So square and yet so cool: Nissan Cube
|Bluetooth, iPod/MP3 compatible and Sirius XM radio|
|Keyless entry, climate control and power windows|
|Anti-lock brakes, anti-theft|
Nissan's rolling-box offering is the most recent addition to our triad. Following the Soul into showrooms by about a month, the Cube is Nissan's interpretation of the coolness of square. It's Nissan's second run at the Cube, having launched the original in 1998 to an unimpressed public. The pug snout and wide stance make the 2009 version's comparison to a "bulldog in sunglasses" not too far off the mark. Arguably, the most distinctive of our troika in terms of exterior styling, the rounded window openings and uber-unconventional, asymmetrical rear-end styling stops curbside gapers in their tracks. If you were ever going to hug a car, Cube would probably be the one.
A car, however huggable, must deliver in other areas as well. These small cars are intended as urban warriors, and Cube has it covered. Its stunted length (13 feet), narrow turning radius (33 feet) and wrap-around rear glass conspire to make it the easiest of our group to parallel park. Cube borrows its 122-horsepower, 1.8-liter, four-cylinder engine and the bulk of its underpinnings from the Versa. Its ride is smooth and pliant.

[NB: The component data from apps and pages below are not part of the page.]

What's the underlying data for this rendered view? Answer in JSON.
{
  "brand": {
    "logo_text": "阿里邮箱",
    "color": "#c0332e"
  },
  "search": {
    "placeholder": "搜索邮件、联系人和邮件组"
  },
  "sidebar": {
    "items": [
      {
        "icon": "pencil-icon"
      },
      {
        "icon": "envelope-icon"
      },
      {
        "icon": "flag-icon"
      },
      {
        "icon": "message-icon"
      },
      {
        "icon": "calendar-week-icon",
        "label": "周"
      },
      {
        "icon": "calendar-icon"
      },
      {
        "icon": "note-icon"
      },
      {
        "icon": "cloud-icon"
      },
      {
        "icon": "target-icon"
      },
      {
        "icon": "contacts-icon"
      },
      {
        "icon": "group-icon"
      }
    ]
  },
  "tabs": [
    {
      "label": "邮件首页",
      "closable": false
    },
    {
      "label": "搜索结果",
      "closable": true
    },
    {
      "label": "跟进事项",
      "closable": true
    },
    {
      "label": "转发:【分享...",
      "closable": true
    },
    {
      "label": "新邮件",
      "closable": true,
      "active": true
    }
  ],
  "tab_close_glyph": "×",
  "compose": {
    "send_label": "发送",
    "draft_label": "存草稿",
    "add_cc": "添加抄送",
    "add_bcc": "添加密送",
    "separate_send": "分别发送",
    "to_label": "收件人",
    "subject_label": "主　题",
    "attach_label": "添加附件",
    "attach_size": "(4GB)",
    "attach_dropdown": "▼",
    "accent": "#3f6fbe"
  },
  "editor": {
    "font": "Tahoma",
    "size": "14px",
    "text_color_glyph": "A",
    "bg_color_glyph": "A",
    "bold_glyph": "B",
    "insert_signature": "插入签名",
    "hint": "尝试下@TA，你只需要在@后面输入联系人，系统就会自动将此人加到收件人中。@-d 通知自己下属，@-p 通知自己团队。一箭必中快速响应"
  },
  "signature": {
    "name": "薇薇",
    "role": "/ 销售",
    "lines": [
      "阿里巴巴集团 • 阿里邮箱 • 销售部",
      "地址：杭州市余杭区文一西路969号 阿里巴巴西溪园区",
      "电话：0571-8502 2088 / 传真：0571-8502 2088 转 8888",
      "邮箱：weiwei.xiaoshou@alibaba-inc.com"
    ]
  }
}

At $14,685, the base trim level is equipped with a six-speed manual transmission, as is the "S" version. A $1,000 option on the S and standard on the "SL" and "Krom" versions is a new continuously variable transmission, or CVT, that delivers engine output to the front wheels. The CVT replaces the four or five gears of conventional automatic transmissions with an infinite number of gearings, maximizing performance and fuel efficiency.
Nissan refers to Cube's interior as a "casual lounge." Its blueprint was the inclusive, curved seating area of a spa tub. It is a social space that feels open yet intimate. The rear seat has six inches of fore-aft travel, which means the seat can move forward and backward six inches, and the seatback reclines. Both front bucket seats are multi-adjustable. A tidier arrangement than xB's instrument panel, the Cube's dash is more traditional in spirit. However, its "floating meter pod" in front of the driver uses white illumination for the tachometer and blue for the speedometer, enabling the driver to distinguish between the two at a glance. Six cup holders and five bottle holders are scattered around the cabin. Detachable hooks for bags can be moved around the interior.
So square and yet so cool: